**Brief:** From the entries that follow, report every line in which "voice" occurs.

**Dataset excerpts:**

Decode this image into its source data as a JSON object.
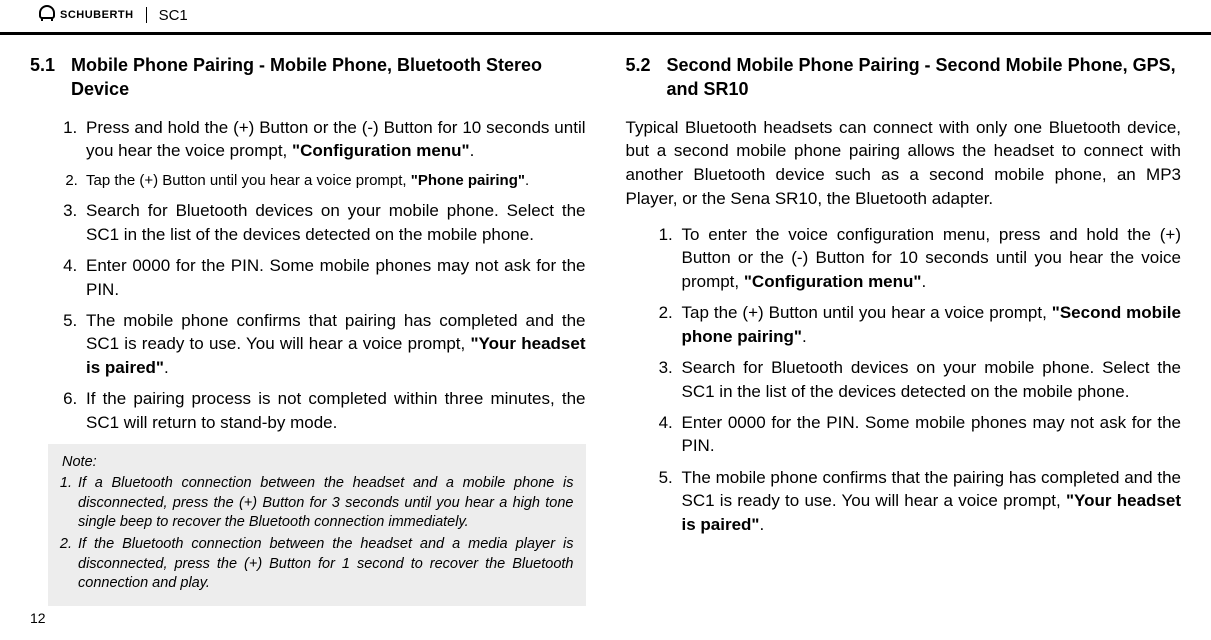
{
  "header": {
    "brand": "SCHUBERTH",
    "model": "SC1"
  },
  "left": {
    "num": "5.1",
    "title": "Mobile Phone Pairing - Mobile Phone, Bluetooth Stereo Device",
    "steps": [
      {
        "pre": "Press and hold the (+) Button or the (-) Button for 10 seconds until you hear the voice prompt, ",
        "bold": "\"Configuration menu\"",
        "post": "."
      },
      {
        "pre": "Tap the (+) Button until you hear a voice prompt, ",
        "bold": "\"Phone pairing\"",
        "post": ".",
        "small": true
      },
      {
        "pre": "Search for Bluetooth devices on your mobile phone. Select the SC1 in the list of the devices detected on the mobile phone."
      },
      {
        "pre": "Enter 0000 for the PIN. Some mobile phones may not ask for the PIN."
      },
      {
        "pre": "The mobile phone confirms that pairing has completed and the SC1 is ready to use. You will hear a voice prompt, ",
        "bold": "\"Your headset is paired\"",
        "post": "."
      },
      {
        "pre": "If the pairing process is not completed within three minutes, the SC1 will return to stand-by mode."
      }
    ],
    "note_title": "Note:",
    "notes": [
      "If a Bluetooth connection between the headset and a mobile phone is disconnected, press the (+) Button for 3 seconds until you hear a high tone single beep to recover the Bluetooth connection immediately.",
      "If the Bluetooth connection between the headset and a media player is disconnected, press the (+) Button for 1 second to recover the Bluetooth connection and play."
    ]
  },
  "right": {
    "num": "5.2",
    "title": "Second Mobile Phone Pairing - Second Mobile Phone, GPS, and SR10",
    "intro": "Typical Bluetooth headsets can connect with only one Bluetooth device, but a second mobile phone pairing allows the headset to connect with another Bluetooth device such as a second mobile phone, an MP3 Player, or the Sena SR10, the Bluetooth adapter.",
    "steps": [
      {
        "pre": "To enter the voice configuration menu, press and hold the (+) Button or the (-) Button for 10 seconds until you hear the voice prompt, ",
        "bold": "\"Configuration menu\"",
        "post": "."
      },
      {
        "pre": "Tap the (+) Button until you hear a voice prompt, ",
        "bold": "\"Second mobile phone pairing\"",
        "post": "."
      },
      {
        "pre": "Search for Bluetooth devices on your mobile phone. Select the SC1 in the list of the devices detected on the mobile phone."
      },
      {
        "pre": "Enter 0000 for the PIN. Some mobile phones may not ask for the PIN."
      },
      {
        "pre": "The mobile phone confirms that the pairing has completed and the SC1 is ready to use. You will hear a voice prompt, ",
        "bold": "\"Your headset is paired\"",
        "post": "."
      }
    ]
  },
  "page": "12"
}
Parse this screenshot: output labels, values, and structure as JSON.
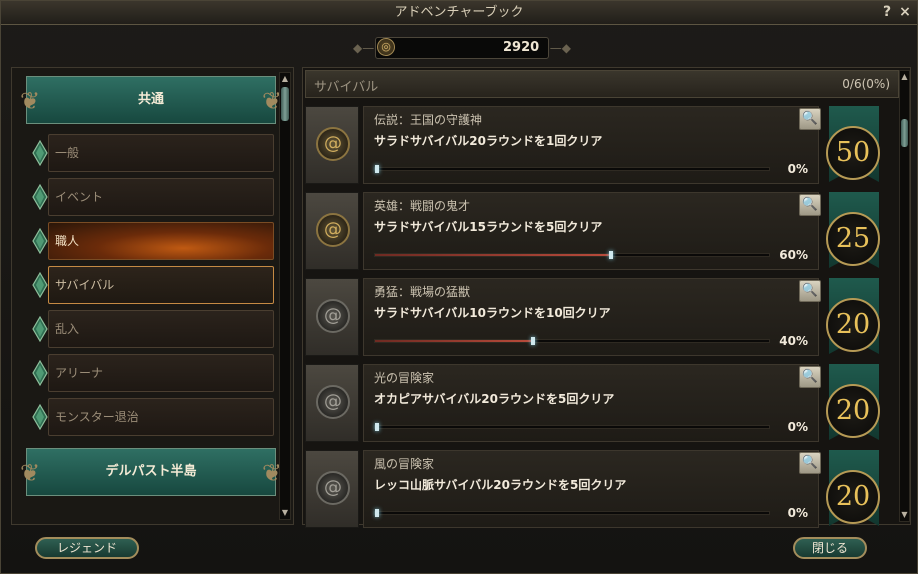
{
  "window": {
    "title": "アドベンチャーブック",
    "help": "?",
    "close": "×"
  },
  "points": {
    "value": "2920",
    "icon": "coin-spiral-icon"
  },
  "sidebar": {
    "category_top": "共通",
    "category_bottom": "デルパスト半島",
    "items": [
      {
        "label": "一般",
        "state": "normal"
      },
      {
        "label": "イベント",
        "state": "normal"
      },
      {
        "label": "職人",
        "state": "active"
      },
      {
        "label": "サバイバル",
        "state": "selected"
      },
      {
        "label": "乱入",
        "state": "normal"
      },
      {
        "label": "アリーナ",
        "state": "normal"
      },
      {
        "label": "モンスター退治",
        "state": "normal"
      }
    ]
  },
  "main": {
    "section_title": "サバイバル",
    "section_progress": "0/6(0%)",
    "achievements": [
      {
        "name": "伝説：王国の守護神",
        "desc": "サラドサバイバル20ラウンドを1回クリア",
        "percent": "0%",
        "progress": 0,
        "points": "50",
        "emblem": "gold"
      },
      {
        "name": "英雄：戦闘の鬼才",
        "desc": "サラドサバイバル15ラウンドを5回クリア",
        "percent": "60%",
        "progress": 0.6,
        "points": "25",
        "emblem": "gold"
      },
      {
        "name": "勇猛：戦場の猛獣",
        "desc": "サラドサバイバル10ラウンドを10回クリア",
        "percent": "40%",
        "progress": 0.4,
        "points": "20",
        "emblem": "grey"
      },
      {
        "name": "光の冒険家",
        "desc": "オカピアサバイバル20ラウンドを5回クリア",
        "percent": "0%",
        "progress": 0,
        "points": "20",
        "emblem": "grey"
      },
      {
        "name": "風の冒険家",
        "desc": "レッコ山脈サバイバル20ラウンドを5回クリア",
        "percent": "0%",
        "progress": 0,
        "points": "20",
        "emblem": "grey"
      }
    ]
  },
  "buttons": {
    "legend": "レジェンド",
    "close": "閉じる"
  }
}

**Result below:**
        "pre": "Press and hold the (+) Button or the (-) Button for 10 seconds until you hear the voice prompt, ",
        "pre": "Tap the (+) Button until you hear a voice prompt, ",
        "pre": "The mobile phone confirms that pairing has completed and the SC1 is ready to use. You will hear a voice prompt, ",
        "pre": "To enter the voice configuration menu, press and hold the (+) Button or the (-) Button for 10 seconds until you hear the voice prompt, ",
        "pre": "Tap the (+) Button until you hear a voice prompt, ",
        "pre": "The mobile phone confirms that the pairing has completed and the SC1 is ready to use. You will hear a voice prompt, ",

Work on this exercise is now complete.